Much of western Victoria is close to, or has passed, their average October rainfall after heavy falls last week. It has been a wet spring so far for the south-west with more than 100 mm along parts of the coast for October to date, following a wetter than average September in the area. But September was very dry in Central Gippsland and while they missed out on the lion's share of last weeks rainfall, there is more rain on the way for eastern Victoria this weekend.
The rest of October is looking wetter than average for much of the eastern two-thirds of Australia, including northern and eastern Victoria but the signal is much stronger over parts of north-east NSW and southern Queensland than it is over Victoria.
The rainfall outlook for November to January shows that most of Australia is likely to be wetter than average. For Victoria, the highest chances of above average rainfall are across the north and north-east. Days are likely to be warmer than average along the coast and in parts of central and western Victoria, while nights are very likely (more than 80% chance) to be warmer than average for the whole state.
A La Niña pattern in the tropical Pacific is the main culprit for the wet outlook. The indicators climatologists look for in the oceans and the atmosphere (including sea surface temperatures, the trade winds, pressure patterns and cloudiness) are showing coupling between the ocean and the atmosphere, increasing the chance of La Niña lasting for several months.
The Indian Ocean Dipole index has been bouncing around lately, which means although we've seen a negative Indian Ocean Dipole pattern at times in recent months, it hasn't been consistent. The chance of a full-blown negative Indian Ocean Dipole event this year has declined, noting that the Indian Ocean Dipole typically breaks down in late spring or early summer.

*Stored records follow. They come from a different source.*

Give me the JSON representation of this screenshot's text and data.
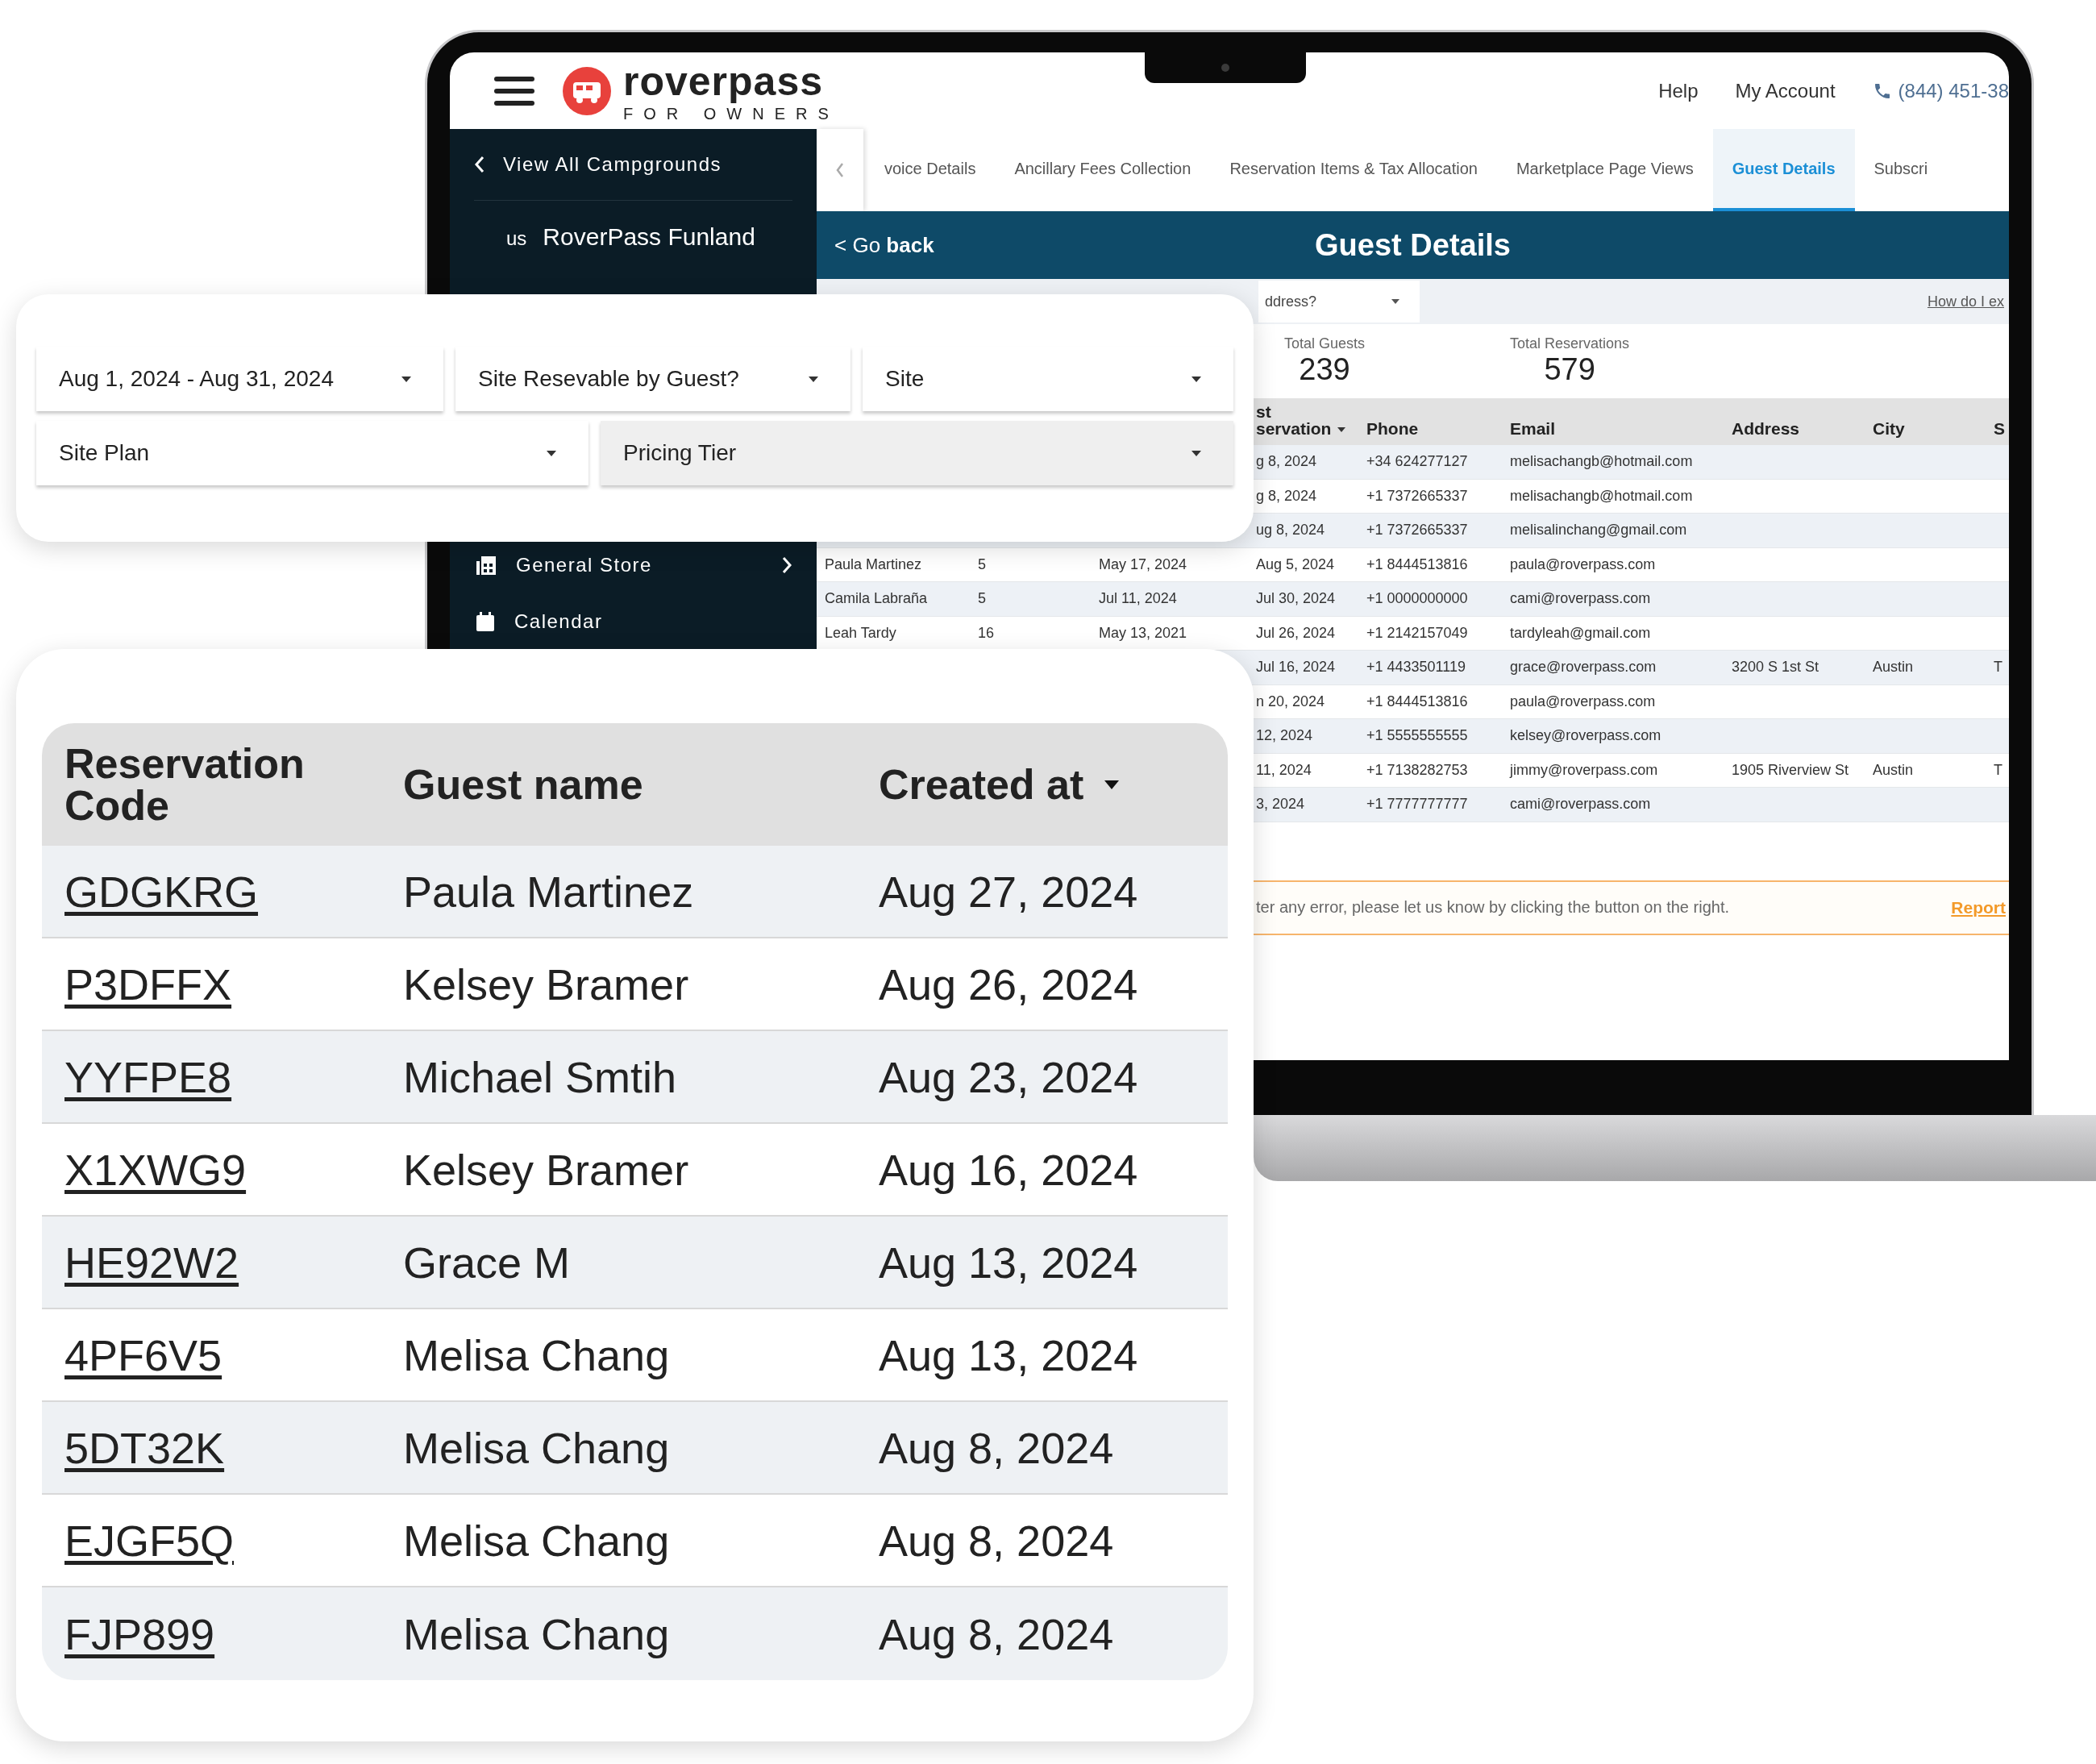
{
  "header": {
    "brand": "roverpass",
    "brand_sub": "FOR OWNERS",
    "links": [
      "Help",
      "My Account"
    ],
    "phone": "(844) 451-38"
  },
  "sidebar": {
    "back_link": "View All Campgrounds",
    "campground_prefix": "us",
    "campground": "RoverPass Funland",
    "items": [
      {
        "label": "General Store",
        "kind": "store",
        "expandable": true
      },
      {
        "label": "Calendar",
        "kind": "calendar",
        "expandable": false
      }
    ]
  },
  "tabs": [
    {
      "label": "voice Details",
      "selected": false
    },
    {
      "label": "Ancillary Fees Collection",
      "selected": false
    },
    {
      "label": "Reservation Items & Tax Allocation",
      "selected": false
    },
    {
      "label": "Marketplace Page Views",
      "selected": false
    },
    {
      "label": "Guest Details",
      "selected": true
    },
    {
      "label": "Subscri",
      "selected": false
    }
  ],
  "page": {
    "back": "< Go **back**",
    "title": "Guest Details",
    "filter_partial": "ddress?",
    "help_link": "How do I ex"
  },
  "stats": [
    {
      "label": "Total Guests",
      "value": "239"
    },
    {
      "label": "Total Reservations",
      "value": "579"
    }
  ],
  "guest_table": {
    "header": {
      "last": {
        "label": "st\nservation",
        "sorted": true
      },
      "phone": {
        "label": "Phone",
        "sorted": false
      },
      "email": {
        "label": "Email",
        "sorted": false
      },
      "address": {
        "label": "Address",
        "sorted": false
      },
      "city": {
        "label": "City",
        "sorted": false
      },
      "state": {
        "label": "S",
        "sorted": false
      }
    },
    "rows": [
      {
        "last": "g 8, 2024",
        "phone": "+34 624277127",
        "email": "melisachangb@hotmail.com"
      },
      {
        "last": "g 8, 2024",
        "phone": "+1 7372665337",
        "email": "melisachangb@hotmail.com"
      },
      {
        "last": "ug 8, 2024",
        "phone": "+1 7372665337",
        "email": "melisalinchang@gmail.com"
      },
      {
        "name": "Paula Martinez",
        "guests": "5",
        "created": "May 17, 2024",
        "last": "Aug 5, 2024",
        "phone": "+1 8444513816",
        "email": "paula@roverpass.com"
      },
      {
        "name": "Camila Labraña",
        "guests": "5",
        "created": "Jul 11, 2024",
        "last": "Jul 30, 2024",
        "phone": "+1 0000000000",
        "email": "cami@roverpass.com"
      },
      {
        "name": "Leah Tardy",
        "guests": "16",
        "created": "May 13, 2021",
        "last": "Jul 26, 2024",
        "phone": "+1 2142157049",
        "email": "tardyleah@gmail.com"
      },
      {
        "last": "Jul 16, 2024",
        "phone": "+1 4433501119",
        "email": "grace@roverpass.com",
        "address": "3200 S 1st St",
        "city": "Austin",
        "state": "T"
      },
      {
        "last": "n 20, 2024",
        "phone": "+1 8444513816",
        "email": "paula@roverpass.com"
      },
      {
        "last": "12, 2024",
        "phone": "+1 5555555555",
        "email": "kelsey@roverpass.com"
      },
      {
        "last": "11, 2024",
        "phone": "+1 7138282753",
        "email": "jimmy@roverpass.com",
        "address": "1905 Riverview St",
        "city": "Austin",
        "state": "T"
      },
      {
        "last": "3, 2024",
        "phone": "+1 7777777777",
        "email": "cami@roverpass.com"
      }
    ]
  },
  "report_bar": {
    "message": "ter any error, please let us know by clicking the button on the right.",
    "button": "Report"
  },
  "filters": {
    "rows": [
      [
        {
          "label": "Aug 1, 2024 - Aug 31, 2024",
          "shaded": false
        },
        {
          "label": "Site Resevable by Guest?",
          "shaded": false
        },
        {
          "label": "Site",
          "shaded": false
        }
      ],
      [
        {
          "label": "Site Plan",
          "shaded": false
        },
        {
          "label": "Pricing Tier",
          "shaded": true
        }
      ]
    ]
  },
  "reservations": {
    "columns": [
      {
        "label": "Reservation Code",
        "sorted": false
      },
      {
        "label": "Guest name",
        "sorted": false
      },
      {
        "label": "Created at",
        "sorted": true
      }
    ],
    "rows": [
      {
        "code": "GDGKRG",
        "guest": "Paula Martinez",
        "created": "Aug 27, 2024"
      },
      {
        "code": "P3DFFX",
        "guest": "Kelsey Bramer",
        "created": "Aug 26, 2024"
      },
      {
        "code": "YYFPE8",
        "guest": "Michael Smtih",
        "created": "Aug 23, 2024"
      },
      {
        "code": "X1XWG9",
        "guest": "Kelsey Bramer",
        "created": "Aug 16, 2024"
      },
      {
        "code": "HE92W2",
        "guest": "Grace M",
        "created": "Aug 13, 2024"
      },
      {
        "code": "4PF6V5",
        "guest": "Melisa Chang",
        "created": "Aug 13, 2024"
      },
      {
        "code": "5DT32K",
        "guest": "Melisa Chang",
        "created": "Aug 8, 2024"
      },
      {
        "code": "EJGF5Q",
        "guest": "Melisa Chang",
        "created": "Aug 8, 2024"
      },
      {
        "code": "FJP899",
        "guest": "Melisa Chang",
        "created": "Aug 8, 2024"
      }
    ]
  }
}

Both La Niña and negative Indian Ocean Dipole events typically increase the likelihood of above average rainfall across much of Australia during spring, with La Niña's wet influence extending into summer for eastern Australia.
Root zone soil moisture is mostly average to above average across the state for this time of year after the recent rain. High soil moisture combine with a wet outlook increases the risk of flooding in the months ahead. In Australia, flooding is the second most deadly natural disaster after heatwaves.